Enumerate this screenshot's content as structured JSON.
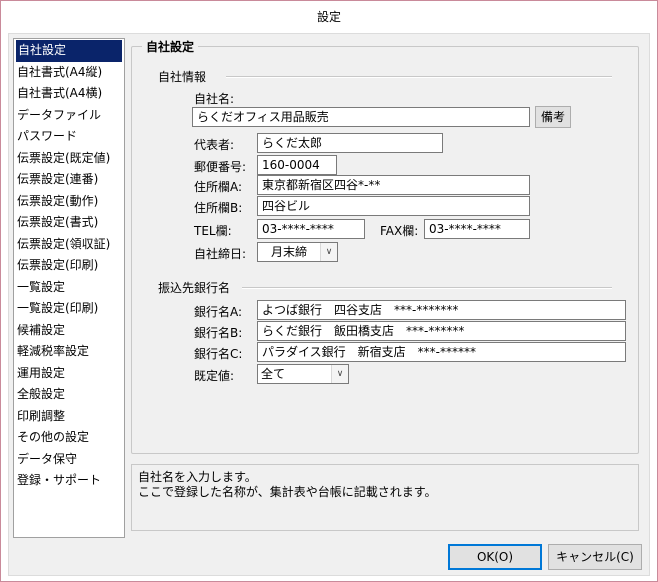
{
  "window": {
    "title": "設定"
  },
  "sidebar": {
    "items": [
      {
        "label": "自社設定",
        "active": true
      },
      {
        "label": "自社書式(A4縦)"
      },
      {
        "label": "自社書式(A4横)"
      },
      {
        "label": "データファイル"
      },
      {
        "label": "パスワード"
      },
      {
        "label": "伝票設定(既定値)"
      },
      {
        "label": "伝票設定(連番)"
      },
      {
        "label": "伝票設定(動作)"
      },
      {
        "label": "伝票設定(書式)"
      },
      {
        "label": "伝票設定(領収証)"
      },
      {
        "label": "伝票設定(印刷)"
      },
      {
        "label": "一覧設定"
      },
      {
        "label": "一覧設定(印刷)"
      },
      {
        "label": "候補設定"
      },
      {
        "label": "軽減税率設定"
      },
      {
        "label": "運用設定"
      },
      {
        "label": "全般設定"
      },
      {
        "label": "印刷調整"
      },
      {
        "label": "その他の設定"
      },
      {
        "label": "データ保守"
      },
      {
        "label": "登録・サポート"
      }
    ]
  },
  "main": {
    "group_title": "自社設定",
    "company": {
      "section_title": "自社情報",
      "name_label": "自社名:",
      "name_value": "らくだオフィス用品販売",
      "memo_button": "備考",
      "rep_label": "代表者:",
      "rep_value": "らくだ太郎",
      "zip_label": "郵便番号:",
      "zip_value": "160-0004",
      "addr_a_label": "住所欄A:",
      "addr_a_value": "東京都新宿区四谷*-**",
      "addr_b_label": "住所欄B:",
      "addr_b_value": "四谷ビル",
      "tel_label": "TEL欄:",
      "tel_value": "03-****-****",
      "fax_label": "FAX欄:",
      "fax_value": "03-****-****",
      "closing_label": "自社締日:",
      "closing_value": "月末締"
    },
    "bank": {
      "section_title": "振込先銀行名",
      "a_label": "銀行名A:",
      "a_value": "よつば銀行　四谷支店　***-*******",
      "b_label": "銀行名B:",
      "b_value": "らくだ銀行　飯田橋支店　***-******",
      "c_label": "銀行名C:",
      "c_value": "パラダイス銀行　新宿支店　***-******",
      "default_label": "既定値:",
      "default_value": "全て"
    }
  },
  "help": {
    "line1": "自社名を入力します。",
    "line2": "ここで登録した名称が、集計表や台帳に記載されます。"
  },
  "buttons": {
    "ok": "OK(O)",
    "cancel": "キャンセル(C)"
  }
}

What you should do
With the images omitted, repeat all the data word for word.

Result of the exercise
Enumerate this screenshot's content as structured JSON.
{
  "window": {
    "title": "設定"
  },
  "sidebar": {
    "items": [
      {
        "label": "自社設定",
        "active": true
      },
      {
        "label": "自社書式(A4縦)"
      },
      {
        "label": "自社書式(A4横)"
      },
      {
        "label": "データファイル"
      },
      {
        "label": "パスワード"
      },
      {
        "label": "伝票設定(既定値)"
      },
      {
        "label": "伝票設定(連番)"
      },
      {
        "label": "伝票設定(動作)"
      },
      {
        "label": "伝票設定(書式)"
      },
      {
        "label": "伝票設定(領収証)"
      },
      {
        "label": "伝票設定(印刷)"
      },
      {
        "label": "一覧設定"
      },
      {
        "label": "一覧設定(印刷)"
      },
      {
        "label": "候補設定"
      },
      {
        "label": "軽減税率設定"
      },
      {
        "label": "運用設定"
      },
      {
        "label": "全般設定"
      },
      {
        "label": "印刷調整"
      },
      {
        "label": "その他の設定"
      },
      {
        "label": "データ保守"
      },
      {
        "label": "登録・サポート"
      }
    ]
  },
  "main": {
    "group_title": "自社設定",
    "company": {
      "section_title": "自社情報",
      "name_label": "自社名:",
      "name_value": "らくだオフィス用品販売",
      "memo_button": "備考",
      "rep_label": "代表者:",
      "rep_value": "らくだ太郎",
      "zip_label": "郵便番号:",
      "zip_value": "160-0004",
      "addr_a_label": "住所欄A:",
      "addr_a_value": "東京都新宿区四谷*-**",
      "addr_b_label": "住所欄B:",
      "addr_b_value": "四谷ビル",
      "tel_label": "TEL欄:",
      "tel_value": "03-****-****",
      "fax_label": "FAX欄:",
      "fax_value": "03-****-****",
      "closing_label": "自社締日:",
      "closing_value": "月末締"
    },
    "bank": {
      "section_title": "振込先銀行名",
      "a_label": "銀行名A:",
      "a_value": "よつば銀行　四谷支店　***-*******",
      "b_label": "銀行名B:",
      "b_value": "らくだ銀行　飯田橋支店　***-******",
      "c_label": "銀行名C:",
      "c_value": "パラダイス銀行　新宿支店　***-******",
      "default_label": "既定値:",
      "default_value": "全て"
    }
  },
  "help": {
    "line1": "自社名を入力します。",
    "line2": "ここで登録した名称が、集計表や台帳に記載されます。"
  },
  "buttons": {
    "ok": "OK(O)",
    "cancel": "キャンセル(C)"
  }
}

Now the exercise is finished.